Anytime you experience a minor symptom, you might think the cause is something serious. If this is the case, it could be that you are a hypochondriac. It will seem that nothing is minor, and every symptom results from a life-threatening but undiagnosed disease.
An occasional headache might make you anxious about a brain tumor, or muscle aches might make you think you’re suffering a stroke. Even if you don’t think specifically of tumors or strokes, you might overthink the situation and convince yourself that something is going on.
If your mind immediately going to the worst-case scenario, it could be a sign of underlying anxiety. Your body changes, and you will experience discomfort sometimes, but it doesn’t always mean that something serious is wrong.
6. Avoiding People and Places for fear of Getting an Illness
A sign of hypochondria is when you avoid people and places because you’re afraid to catch an illness. Researchers from the Harvard Medical School found that hypochondriac patients exhibit avoidant behaviors, resulting in a lower quality of life.
Sometimes, you might avoid places that remind you of illness.

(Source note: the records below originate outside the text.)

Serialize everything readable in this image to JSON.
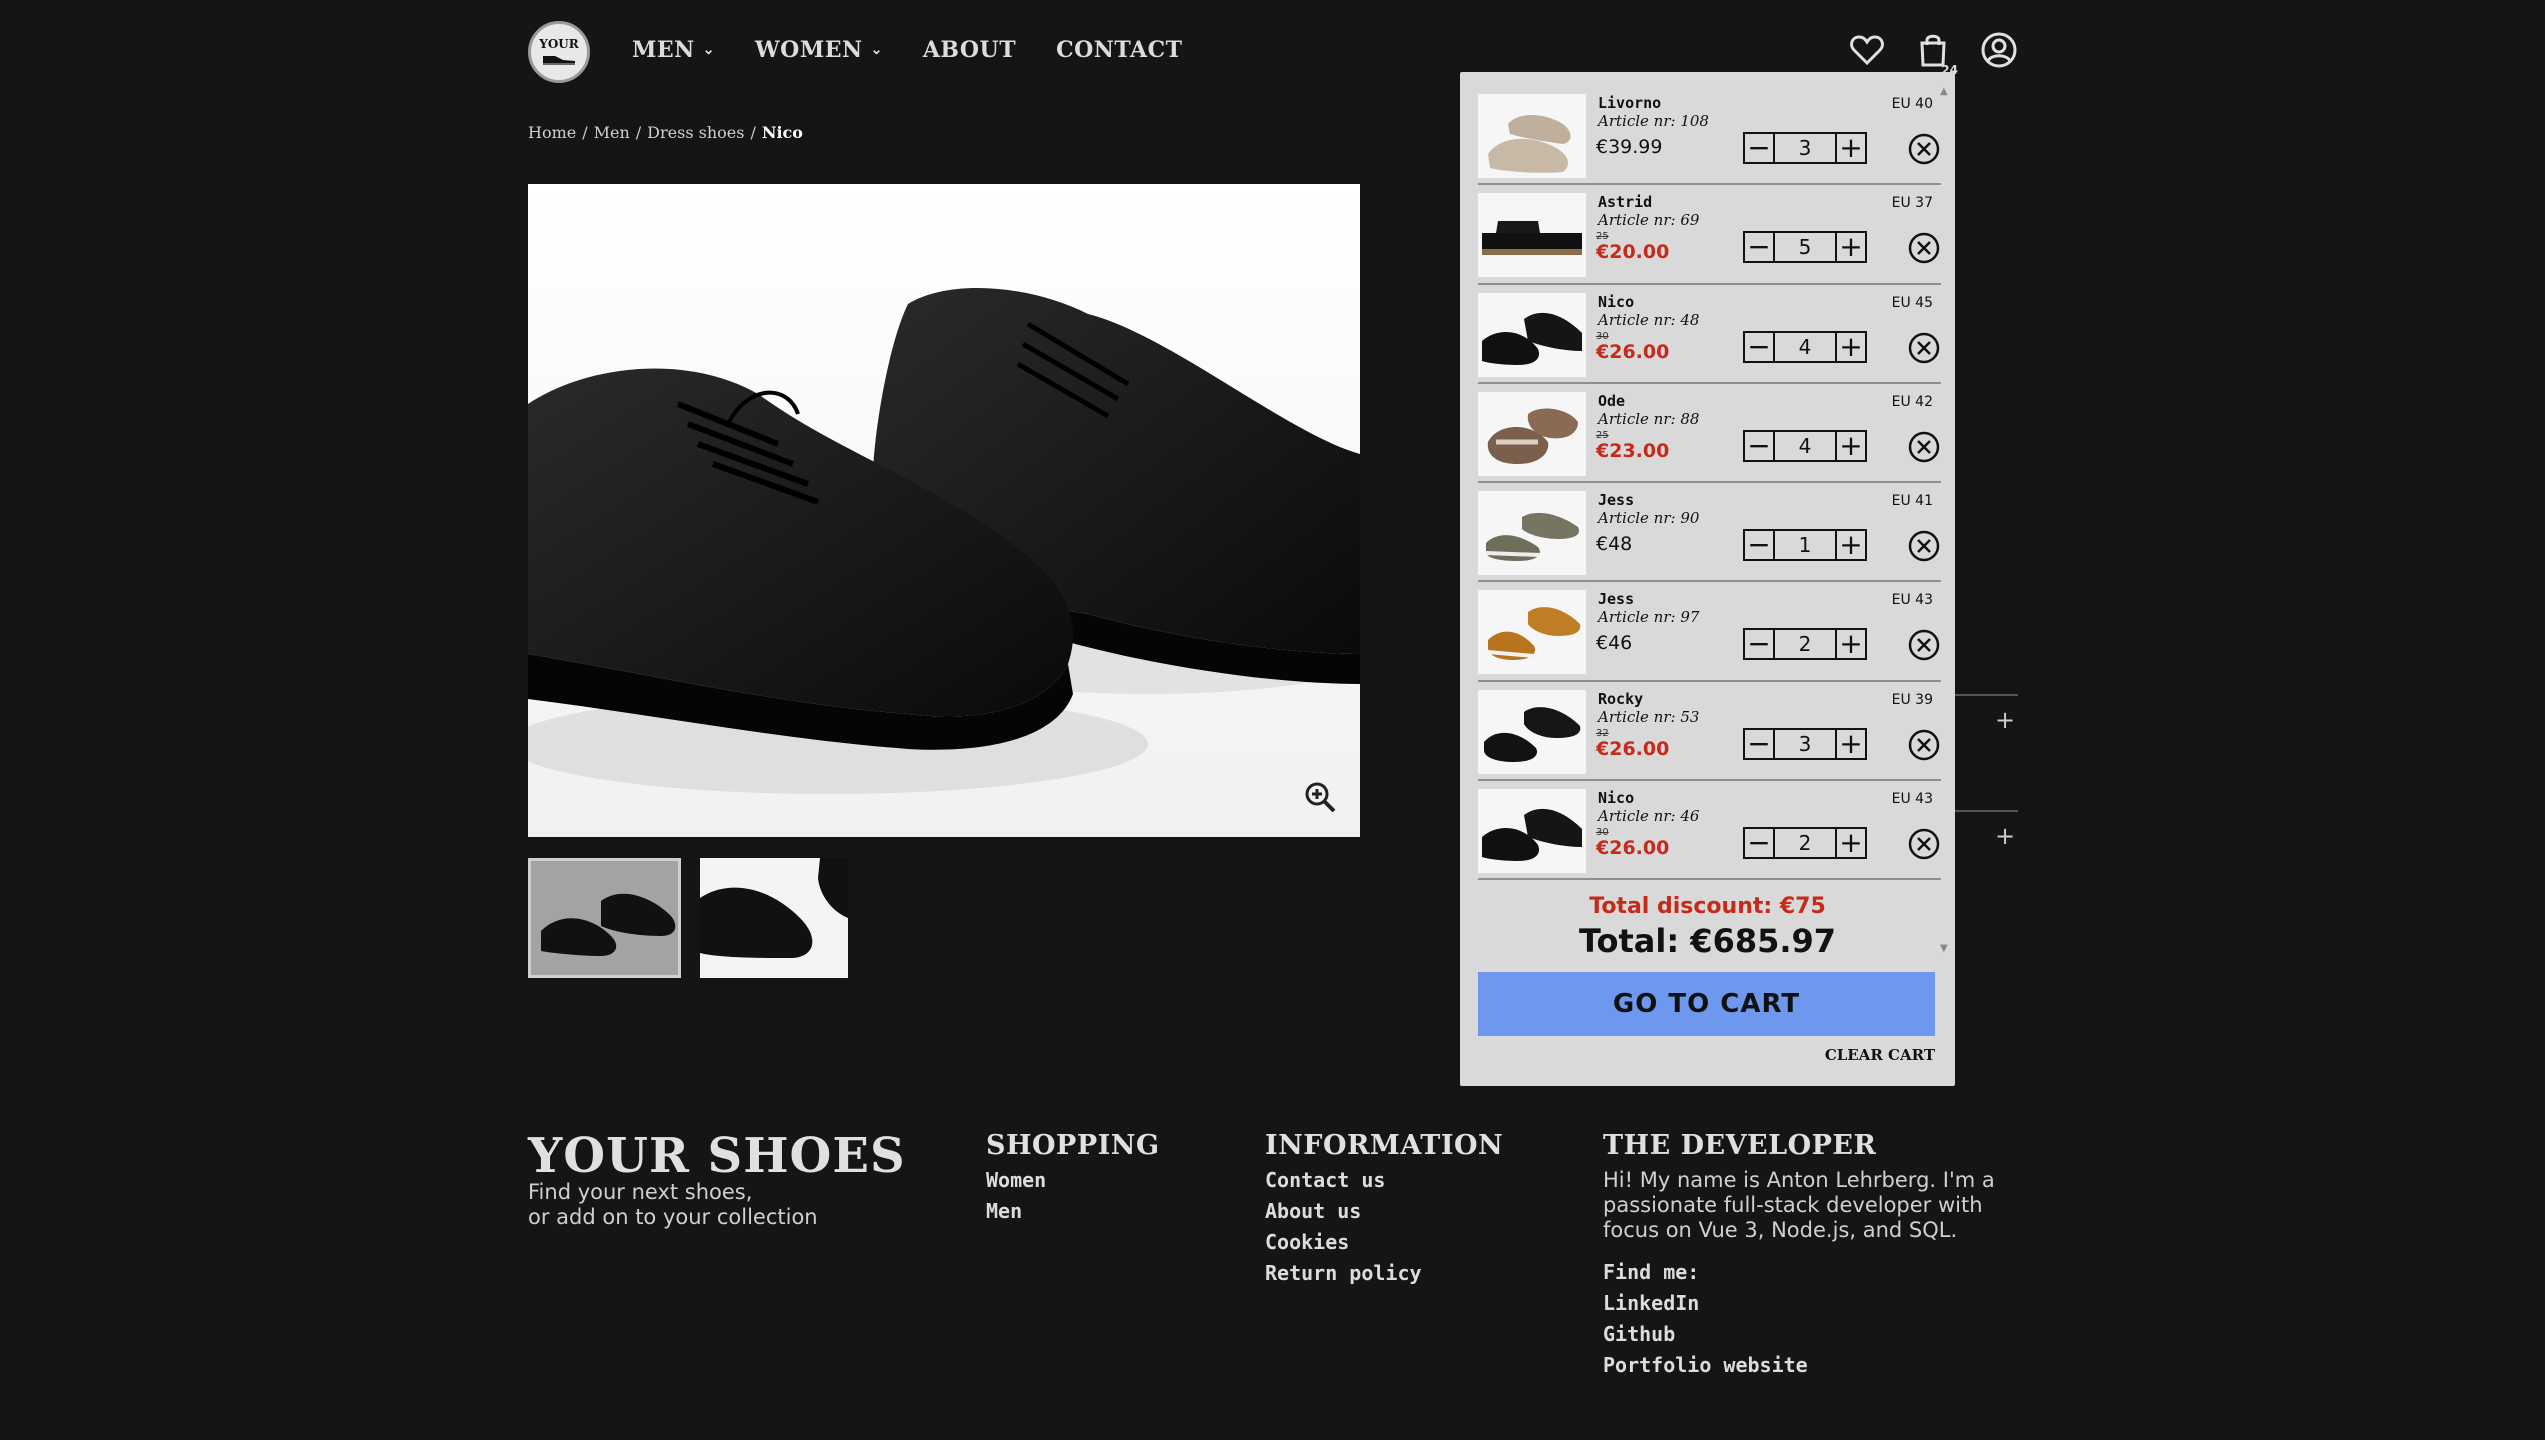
{
  "header": {
    "logo_text": "YOUR",
    "nav": [
      {
        "label": "MEN",
        "dropdown": true
      },
      {
        "label": "WOMEN",
        "dropdown": true
      },
      {
        "label": "ABOUT",
        "dropdown": false
      },
      {
        "label": "CONTACT",
        "dropdown": false
      }
    ],
    "cart_count": "24"
  },
  "breadcrumb": [
    {
      "label": "Home"
    },
    {
      "label": "Men"
    },
    {
      "label": "Dress shoes"
    },
    {
      "label": "Nico",
      "current": true
    }
  ],
  "cart": {
    "items": [
      {
        "name": "Livorno",
        "article": "Article nr: 108",
        "size": "EU 40",
        "old_price": "",
        "price": "€39.99",
        "discounted": false,
        "qty": "3",
        "img": "loafer-beige"
      },
      {
        "name": "Astrid",
        "article": "Article nr: 69",
        "size": "EU 37",
        "old_price": "25",
        "price": "€20.00",
        "discounted": true,
        "qty": "5",
        "img": "sandal-black"
      },
      {
        "name": "Nico",
        "article": "Article nr: 48",
        "size": "EU 45",
        "old_price": "30",
        "price": "€26.00",
        "discounted": true,
        "qty": "4",
        "img": "derby-black"
      },
      {
        "name": "Ode",
        "article": "Article nr: 88",
        "size": "EU 42",
        "old_price": "25",
        "price": "€23.00",
        "discounted": true,
        "qty": "4",
        "img": "slipper-brown"
      },
      {
        "name": "Jess",
        "article": "Article nr: 90",
        "size": "EU 41",
        "old_price": "",
        "price": "€48",
        "discounted": false,
        "qty": "1",
        "img": "sneaker-olive"
      },
      {
        "name": "Jess",
        "article": "Article nr: 97",
        "size": "EU 43",
        "old_price": "",
        "price": "€46",
        "discounted": false,
        "qty": "2",
        "img": "sneaker-tan"
      },
      {
        "name": "Rocky",
        "article": "Article nr: 53",
        "size": "EU 39",
        "old_price": "32",
        "price": "€26.00",
        "discounted": true,
        "qty": "3",
        "img": "sneaker-black"
      },
      {
        "name": "Nico",
        "article": "Article nr: 46",
        "size": "EU 43",
        "old_price": "30",
        "price": "€26.00",
        "discounted": true,
        "qty": "2",
        "img": "derby-black"
      }
    ],
    "total_discount": "Total discount: €75",
    "total": "Total: €685.97",
    "go_to_cart": "GO TO CART",
    "clear_cart": "CLEAR CART"
  },
  "footer": {
    "brand": "YOUR SHOES",
    "tagline_1": "Find your next shoes,",
    "tagline_2": "or add on to your collection",
    "shopping": {
      "title": "SHOPPING",
      "links": [
        "Women",
        "Men"
      ]
    },
    "information": {
      "title": "INFORMATION",
      "links": [
        "Contact us",
        "About us",
        "Cookies",
        "Return policy"
      ]
    },
    "developer": {
      "title": "THE DEVELOPER",
      "text": "Hi! My name is Anton Lehrberg. I'm a passionate full-stack developer with focus on Vue 3, Node.js, and SQL.",
      "find_me": "Find me:",
      "links": [
        "LinkedIn",
        "Github",
        "Portfolio website"
      ]
    }
  },
  "colors": {
    "background": "#131516",
    "cart_bg": "#d9d9d9",
    "accent_button": "#6d98ee",
    "discount_red": "#c62a1a"
  }
}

These places would include hospitals, locations where you’ve been sick, or where you have seen others be sick. Your obsession might become so severe that you can’t watch movies or shows that have sick people in them.
When when you feel fine, you’ll experience anxiety about future illnesses or injuries. Constantly being on alert and focusing on every sneeze isn’t a good sign. It could interfere with your daily life and relationships.
7. Excessively Researching the Internet for Possible Symptoms or Illness
If you find yourself searching the internet for your symptoms and possible causes, it’s a sign of hypochondria. You might search for minor symptoms and see it on a list for something more serious, and then that sends you into a panic. Then, you might start thinking that you have some of the other symptoms on the list, even if you hadn’t noticed them before.
This health obsession might turn into researching other medical conditions, too. If you start reading the symptoms of health issues you’ve never considered before, you convince yourself you have them. When you do this, you add more worry and anxiety to what you are already experiencing.
8. Stressing Too Much About Possible Illness Affecting Your Activities of Daily Living
One of the biggest signs that you might be a hypochondriac is allowing your health anxiety to interfere with your daily life. The fear and worry can become so consumed that it takes over their life. It can hinder your ability to work in a professional setting, function daily, and maintain fulfilling relationships.
Your hypochondria might prevent you from attending important events, leaving you with regret and your loved ones upset. You miss out on opportunities, and you watch everyone else experience life without you. Even when you realize you are missing out and still can’t convince yourself to do things, it’s a drastic sign of hypochondria.
Next let’s look at how to stop being a hypochondriac.
Seeking professional therapy can help you overcome hypochondria. Talking to a therapist about your worries can help you work through them, and they can offer a new perspective.
Some herbs can bring peace and calm to your body. Try using lavender, chamomile, or peppermint to alleviate your anxiety.
Practicing meditation can help you be present at the moment as you engage in rhythmic breathing. You can meditate anywhere, as long as you have a quiet space, which can help you no matter where you are.
Eat a Healthy Diet
Proper nutrition can help heal your mind and body, making you feel better and giving you energy. Changing your eating habits can reduce anxiety, too.
While there is no cure for hypochondria, you can manage your symptoms. If you think you are a hypochondriac, start making beneficial changes in your life. Talk to a medical professional to see what they advise, and get all of the help you can.
Once you can quiet your health fears and reduce anxiety, you can start to live your life again. Let go of the worry that consumes you and begin finding positive things to fill your life instead.